Reviving this old thread, I found this postcard on eBay of “The Locust Grove, Van Cortlandt Park”–the same one that Stephen Jenkins referred to in the above quote. I remembered reading about the locust grove in Thomas Henry Edsall’s History of the Town of Kings Bridge as well.
This is what Edsall wrote on page 5 of History of the Town of Kings Bridge:
“It is probable that [Van der Donck’s] house was on the flat, and located, perhaps, where the old house of Jacobus Van Cortlandt afterwards stood until the early part of [the 19th] century.” A footnote added “Its site was just behind the present grove of locusts, north of the Van Cortlandt Mills.”
This “flat” is the area south of the tennis courts just east of the path with the stone wall. The house of Jacobus Van Cortlandt that was in that area is depicted on maps like the one below. The house Edsall referred to is indicated by the square dead center–to the east of the path and to the north of the mills. It is a place where parks workers found early colonial artifacts.

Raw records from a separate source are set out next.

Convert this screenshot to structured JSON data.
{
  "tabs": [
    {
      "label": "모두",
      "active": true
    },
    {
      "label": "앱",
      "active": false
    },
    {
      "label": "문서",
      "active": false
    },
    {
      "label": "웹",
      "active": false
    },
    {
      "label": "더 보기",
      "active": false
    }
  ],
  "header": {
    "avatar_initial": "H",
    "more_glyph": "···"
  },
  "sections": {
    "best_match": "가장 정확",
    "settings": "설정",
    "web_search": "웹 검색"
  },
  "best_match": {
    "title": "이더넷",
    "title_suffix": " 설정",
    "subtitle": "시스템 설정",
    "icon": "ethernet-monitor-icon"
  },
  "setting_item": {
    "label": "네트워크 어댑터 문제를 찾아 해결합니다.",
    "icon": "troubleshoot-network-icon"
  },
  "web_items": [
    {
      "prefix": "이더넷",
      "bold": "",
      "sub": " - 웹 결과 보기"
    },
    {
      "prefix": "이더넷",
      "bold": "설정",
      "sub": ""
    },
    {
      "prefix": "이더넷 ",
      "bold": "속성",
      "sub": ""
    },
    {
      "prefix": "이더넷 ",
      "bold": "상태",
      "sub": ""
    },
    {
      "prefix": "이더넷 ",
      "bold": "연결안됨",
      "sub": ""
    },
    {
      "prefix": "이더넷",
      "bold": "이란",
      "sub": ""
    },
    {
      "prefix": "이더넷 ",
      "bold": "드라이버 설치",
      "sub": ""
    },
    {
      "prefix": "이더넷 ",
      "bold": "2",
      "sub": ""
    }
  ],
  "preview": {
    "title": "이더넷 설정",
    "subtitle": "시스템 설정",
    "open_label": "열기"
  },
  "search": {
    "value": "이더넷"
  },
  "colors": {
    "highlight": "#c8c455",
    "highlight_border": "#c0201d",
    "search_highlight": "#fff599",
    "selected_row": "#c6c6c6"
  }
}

In her response above, Catherine Minty wrote that this house could have belonged to George Tippett and I believe she is correct. Tippett was one of the settlers that purchased lands from the widow of Van der Donck.